Aspies don't like surprises!

Interwoven in so many of my posts and comments about aspergers has been the notion of aspie reactions to life, the universe and everything. It always seems to be reactions, have you noticed that? The aspie, in defence as usual. This is because we don't often expect the outcomes we're presented with, so we do end up defending ourselves against yet another surprise.


This is why aspies don't like surprises - every blooming day has them and they're very rarely nice. I don't mean that every day I open the post and I've won the Reader's Digest draw or there is a bunch of flowers from a secret admirer on the front step. Neither do I mean that people shower me with unexpected compliments or the cake turns out better than expected.

No, I mean the kind of surprises that are small enough to act like bullets, slipping through the mithril vest of aspergers and into the defenseless heart.

The sort of surprise that happens in conversations with people who should know bett…

Spotting an aspie adult

Have you ever wondered how to spot an aspie adult, at a distance, without having to get too close? It would be so convenient, wouldn't it? To be able to detect the aspieness before you are drawn in, before there is any danger of becoming part of their mad world and waking up one morning, trying to work out where it all went wrong and what happened to all your socks.

Bearing in mind there are always exceptions that prove the rule, here is what you should look for.

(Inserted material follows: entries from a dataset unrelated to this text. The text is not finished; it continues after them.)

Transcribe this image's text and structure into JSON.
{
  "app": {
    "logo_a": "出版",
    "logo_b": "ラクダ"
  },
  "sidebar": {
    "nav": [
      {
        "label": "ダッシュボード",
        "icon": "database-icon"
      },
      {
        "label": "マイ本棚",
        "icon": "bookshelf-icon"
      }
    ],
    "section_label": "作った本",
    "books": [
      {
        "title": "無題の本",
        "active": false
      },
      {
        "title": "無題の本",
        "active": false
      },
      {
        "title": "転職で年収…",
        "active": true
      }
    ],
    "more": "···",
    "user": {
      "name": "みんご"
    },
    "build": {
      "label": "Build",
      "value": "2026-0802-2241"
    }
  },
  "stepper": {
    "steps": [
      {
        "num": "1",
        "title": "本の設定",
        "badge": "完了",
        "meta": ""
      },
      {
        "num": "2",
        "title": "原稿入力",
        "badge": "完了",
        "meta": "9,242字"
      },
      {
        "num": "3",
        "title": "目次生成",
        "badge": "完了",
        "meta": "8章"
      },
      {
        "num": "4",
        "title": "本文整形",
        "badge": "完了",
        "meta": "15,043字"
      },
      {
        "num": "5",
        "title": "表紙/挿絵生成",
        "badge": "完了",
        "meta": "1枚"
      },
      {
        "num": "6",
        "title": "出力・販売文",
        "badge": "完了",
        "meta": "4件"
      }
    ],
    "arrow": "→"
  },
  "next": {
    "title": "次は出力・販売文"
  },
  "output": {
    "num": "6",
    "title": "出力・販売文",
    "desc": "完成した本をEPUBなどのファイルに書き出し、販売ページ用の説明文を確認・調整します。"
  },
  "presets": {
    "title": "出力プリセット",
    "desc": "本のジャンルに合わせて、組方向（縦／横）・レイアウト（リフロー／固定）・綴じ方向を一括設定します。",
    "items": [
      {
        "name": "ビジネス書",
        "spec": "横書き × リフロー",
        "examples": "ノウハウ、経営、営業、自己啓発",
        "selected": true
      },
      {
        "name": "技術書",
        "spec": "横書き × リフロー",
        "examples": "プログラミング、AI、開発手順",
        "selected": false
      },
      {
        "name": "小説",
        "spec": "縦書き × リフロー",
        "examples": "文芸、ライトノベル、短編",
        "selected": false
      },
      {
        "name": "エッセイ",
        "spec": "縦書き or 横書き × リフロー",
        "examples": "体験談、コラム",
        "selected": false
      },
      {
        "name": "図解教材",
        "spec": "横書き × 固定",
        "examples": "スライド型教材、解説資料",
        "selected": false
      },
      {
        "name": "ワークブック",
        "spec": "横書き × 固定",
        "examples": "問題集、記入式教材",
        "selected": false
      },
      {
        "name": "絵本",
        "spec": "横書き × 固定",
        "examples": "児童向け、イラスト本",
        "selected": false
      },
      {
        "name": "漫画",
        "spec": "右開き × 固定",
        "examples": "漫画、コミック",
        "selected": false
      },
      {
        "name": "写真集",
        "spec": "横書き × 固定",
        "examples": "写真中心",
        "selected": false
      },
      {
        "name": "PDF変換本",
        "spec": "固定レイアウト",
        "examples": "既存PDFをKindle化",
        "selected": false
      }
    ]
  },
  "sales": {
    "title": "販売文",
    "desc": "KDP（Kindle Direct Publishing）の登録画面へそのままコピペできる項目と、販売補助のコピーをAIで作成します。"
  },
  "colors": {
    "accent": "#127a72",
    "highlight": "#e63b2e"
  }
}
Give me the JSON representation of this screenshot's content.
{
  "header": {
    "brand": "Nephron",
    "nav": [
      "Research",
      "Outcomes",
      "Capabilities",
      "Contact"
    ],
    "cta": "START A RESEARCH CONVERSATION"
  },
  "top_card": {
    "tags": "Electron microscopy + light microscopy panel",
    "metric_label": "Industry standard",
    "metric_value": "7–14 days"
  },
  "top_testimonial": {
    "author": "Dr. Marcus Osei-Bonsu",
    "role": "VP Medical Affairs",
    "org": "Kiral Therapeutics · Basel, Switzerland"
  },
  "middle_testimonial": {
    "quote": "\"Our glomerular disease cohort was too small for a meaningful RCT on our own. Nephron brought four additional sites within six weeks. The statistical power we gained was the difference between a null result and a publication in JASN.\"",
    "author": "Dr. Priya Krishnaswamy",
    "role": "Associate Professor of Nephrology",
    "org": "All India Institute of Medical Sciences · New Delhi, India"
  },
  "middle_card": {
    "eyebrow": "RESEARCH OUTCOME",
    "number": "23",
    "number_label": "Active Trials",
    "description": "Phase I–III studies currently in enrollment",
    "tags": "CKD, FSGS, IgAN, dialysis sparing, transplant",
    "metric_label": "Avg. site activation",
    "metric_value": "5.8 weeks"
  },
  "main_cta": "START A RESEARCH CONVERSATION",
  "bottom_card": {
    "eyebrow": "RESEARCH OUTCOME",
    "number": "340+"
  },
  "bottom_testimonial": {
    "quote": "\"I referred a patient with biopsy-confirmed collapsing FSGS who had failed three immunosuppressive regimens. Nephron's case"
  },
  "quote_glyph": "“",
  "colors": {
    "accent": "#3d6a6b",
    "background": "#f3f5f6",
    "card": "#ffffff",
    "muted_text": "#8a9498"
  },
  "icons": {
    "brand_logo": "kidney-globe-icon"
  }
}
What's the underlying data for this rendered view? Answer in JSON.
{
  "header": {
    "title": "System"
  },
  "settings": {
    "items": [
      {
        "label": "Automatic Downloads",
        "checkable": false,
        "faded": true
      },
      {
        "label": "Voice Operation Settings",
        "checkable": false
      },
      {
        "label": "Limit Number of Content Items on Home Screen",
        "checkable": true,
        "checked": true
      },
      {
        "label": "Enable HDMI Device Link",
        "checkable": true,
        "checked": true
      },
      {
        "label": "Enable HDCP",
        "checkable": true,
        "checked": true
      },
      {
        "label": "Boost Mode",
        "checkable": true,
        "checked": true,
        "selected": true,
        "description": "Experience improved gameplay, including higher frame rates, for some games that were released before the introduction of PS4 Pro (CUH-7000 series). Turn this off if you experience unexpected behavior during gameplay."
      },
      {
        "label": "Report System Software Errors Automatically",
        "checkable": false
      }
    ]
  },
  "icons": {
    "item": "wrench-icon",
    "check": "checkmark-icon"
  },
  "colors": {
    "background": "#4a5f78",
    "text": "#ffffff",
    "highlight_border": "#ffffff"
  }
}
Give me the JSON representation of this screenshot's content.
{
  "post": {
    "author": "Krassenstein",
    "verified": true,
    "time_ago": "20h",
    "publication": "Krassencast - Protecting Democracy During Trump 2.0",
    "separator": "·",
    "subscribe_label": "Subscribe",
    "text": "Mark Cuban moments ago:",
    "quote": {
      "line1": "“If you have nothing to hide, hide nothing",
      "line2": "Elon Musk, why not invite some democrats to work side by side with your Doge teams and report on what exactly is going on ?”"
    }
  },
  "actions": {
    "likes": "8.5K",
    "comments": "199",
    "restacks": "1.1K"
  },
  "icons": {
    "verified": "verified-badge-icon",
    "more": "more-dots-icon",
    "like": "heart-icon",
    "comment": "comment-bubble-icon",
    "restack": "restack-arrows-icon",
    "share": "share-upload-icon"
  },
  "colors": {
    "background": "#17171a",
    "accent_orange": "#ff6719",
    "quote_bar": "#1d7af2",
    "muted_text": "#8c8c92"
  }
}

In the supermarket I often wonder if I have spotted a fellow aspie. Walking along the aisles, it's easier to people watch than shop, usually because I've forgotten what I need. The supermarket is a good open space where you can spot aspies as they grapple with the complex practicalities of staying alive by food shopping.

The walk: Yes, from a distance or as they pass by, the walk is a dead giveaway. It seems to veer towards extremes, either a fast paced booster effect from A to B, or a meandering wander with no vi…